• _Work to complete_: Take every line from the records below that includes the word "JSON".

*** Block opens ***

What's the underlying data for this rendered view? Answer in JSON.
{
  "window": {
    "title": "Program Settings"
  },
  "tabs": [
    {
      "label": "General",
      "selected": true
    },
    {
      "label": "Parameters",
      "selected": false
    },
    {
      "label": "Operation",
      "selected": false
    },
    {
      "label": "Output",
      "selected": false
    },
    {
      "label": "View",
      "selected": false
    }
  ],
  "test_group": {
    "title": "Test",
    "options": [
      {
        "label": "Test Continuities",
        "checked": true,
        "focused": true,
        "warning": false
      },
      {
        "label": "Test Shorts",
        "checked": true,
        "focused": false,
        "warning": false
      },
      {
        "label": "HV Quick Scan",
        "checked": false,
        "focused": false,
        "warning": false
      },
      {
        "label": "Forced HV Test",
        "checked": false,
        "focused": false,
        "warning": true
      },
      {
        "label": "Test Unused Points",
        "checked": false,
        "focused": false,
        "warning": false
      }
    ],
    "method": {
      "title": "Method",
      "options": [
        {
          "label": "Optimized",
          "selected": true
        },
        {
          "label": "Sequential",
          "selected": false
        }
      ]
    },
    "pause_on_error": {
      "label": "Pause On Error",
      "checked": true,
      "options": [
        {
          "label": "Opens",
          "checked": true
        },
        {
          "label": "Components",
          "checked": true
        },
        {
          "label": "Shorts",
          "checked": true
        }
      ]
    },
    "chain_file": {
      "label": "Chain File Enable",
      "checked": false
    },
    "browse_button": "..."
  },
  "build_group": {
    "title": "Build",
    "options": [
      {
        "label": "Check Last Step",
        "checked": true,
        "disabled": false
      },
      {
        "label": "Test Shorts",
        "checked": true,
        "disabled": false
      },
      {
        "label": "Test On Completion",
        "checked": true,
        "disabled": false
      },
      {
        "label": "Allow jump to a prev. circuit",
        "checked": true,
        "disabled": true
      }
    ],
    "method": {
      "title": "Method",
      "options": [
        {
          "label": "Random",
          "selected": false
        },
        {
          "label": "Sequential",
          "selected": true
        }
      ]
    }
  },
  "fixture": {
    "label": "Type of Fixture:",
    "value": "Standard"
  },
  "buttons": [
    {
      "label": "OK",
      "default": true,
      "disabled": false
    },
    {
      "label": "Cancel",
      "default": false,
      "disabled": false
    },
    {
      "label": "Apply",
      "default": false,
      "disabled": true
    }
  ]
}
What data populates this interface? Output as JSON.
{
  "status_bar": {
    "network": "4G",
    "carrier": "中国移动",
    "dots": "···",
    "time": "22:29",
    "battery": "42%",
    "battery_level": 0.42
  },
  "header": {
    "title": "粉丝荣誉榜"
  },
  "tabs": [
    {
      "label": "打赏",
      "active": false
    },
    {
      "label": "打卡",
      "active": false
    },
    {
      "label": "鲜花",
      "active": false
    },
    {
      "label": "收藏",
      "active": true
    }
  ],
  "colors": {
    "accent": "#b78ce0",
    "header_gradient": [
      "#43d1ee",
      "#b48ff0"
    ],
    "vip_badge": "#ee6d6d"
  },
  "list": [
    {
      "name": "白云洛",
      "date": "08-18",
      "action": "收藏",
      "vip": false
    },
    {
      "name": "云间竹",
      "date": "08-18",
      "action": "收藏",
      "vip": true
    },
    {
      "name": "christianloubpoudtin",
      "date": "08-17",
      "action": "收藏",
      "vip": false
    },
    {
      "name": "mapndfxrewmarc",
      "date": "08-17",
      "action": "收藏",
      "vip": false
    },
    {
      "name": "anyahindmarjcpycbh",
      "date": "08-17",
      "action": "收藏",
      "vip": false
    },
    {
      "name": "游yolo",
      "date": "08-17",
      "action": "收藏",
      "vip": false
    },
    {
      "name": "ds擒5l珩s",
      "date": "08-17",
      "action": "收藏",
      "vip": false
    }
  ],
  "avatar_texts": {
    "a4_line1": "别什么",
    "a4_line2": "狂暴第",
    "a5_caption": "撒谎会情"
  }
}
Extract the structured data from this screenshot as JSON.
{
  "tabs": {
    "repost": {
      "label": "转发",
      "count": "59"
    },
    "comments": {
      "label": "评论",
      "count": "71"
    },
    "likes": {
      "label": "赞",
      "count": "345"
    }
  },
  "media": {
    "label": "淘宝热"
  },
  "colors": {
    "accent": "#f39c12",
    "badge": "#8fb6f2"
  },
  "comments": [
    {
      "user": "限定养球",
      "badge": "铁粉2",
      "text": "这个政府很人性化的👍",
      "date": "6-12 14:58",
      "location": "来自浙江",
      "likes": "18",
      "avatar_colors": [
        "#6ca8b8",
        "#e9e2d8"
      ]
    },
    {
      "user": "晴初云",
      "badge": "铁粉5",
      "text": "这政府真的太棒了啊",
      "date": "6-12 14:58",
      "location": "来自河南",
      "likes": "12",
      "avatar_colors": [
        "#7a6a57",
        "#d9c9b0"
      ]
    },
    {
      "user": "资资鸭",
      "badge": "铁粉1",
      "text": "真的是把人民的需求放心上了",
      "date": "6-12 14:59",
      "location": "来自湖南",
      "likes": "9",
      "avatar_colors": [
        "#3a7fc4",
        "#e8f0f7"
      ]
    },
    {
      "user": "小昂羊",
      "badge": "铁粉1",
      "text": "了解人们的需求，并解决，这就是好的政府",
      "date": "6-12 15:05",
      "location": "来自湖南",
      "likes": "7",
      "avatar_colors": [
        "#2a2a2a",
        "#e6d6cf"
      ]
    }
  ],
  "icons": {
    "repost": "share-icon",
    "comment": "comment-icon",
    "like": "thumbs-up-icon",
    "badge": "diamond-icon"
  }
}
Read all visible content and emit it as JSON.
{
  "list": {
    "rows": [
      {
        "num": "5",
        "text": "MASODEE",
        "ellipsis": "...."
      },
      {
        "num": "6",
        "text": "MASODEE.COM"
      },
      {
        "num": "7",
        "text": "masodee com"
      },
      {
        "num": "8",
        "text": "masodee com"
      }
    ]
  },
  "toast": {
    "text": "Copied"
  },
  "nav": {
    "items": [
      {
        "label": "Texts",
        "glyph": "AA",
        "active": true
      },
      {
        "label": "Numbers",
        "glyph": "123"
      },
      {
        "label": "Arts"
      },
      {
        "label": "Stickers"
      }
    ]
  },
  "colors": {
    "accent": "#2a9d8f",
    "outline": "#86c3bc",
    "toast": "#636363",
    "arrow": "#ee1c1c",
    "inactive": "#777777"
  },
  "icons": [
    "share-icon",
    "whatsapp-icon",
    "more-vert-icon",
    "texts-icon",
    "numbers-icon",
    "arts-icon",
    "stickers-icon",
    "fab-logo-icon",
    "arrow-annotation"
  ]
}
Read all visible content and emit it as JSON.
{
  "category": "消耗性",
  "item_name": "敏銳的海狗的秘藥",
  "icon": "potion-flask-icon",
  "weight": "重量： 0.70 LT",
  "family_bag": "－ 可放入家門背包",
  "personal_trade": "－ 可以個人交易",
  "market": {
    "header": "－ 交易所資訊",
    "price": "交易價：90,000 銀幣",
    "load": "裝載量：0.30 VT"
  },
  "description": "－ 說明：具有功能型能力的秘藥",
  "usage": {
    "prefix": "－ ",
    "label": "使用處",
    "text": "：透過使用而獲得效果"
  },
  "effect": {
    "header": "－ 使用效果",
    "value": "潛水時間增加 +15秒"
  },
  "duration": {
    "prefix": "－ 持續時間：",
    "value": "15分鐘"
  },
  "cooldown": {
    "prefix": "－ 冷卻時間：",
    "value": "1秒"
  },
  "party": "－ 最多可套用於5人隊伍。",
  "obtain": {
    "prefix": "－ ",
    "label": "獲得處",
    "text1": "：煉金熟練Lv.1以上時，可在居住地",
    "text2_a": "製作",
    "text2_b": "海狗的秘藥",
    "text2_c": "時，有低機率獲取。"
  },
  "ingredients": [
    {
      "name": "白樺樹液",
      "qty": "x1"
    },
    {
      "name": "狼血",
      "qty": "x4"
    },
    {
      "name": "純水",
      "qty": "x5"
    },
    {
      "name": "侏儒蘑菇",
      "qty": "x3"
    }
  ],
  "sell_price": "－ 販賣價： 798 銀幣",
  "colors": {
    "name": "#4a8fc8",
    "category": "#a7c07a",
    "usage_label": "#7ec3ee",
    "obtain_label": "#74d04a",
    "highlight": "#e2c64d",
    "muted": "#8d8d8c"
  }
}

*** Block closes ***

• _Answer to this exercise_:
What's the underlying data for this rendered view? Answer in JSON.
What data populates this interface? Output as JSON.
Extract the structured data from this screenshot as JSON.
Read all visible content and emit it as JSON.
Read all visible content and emit it as JSON.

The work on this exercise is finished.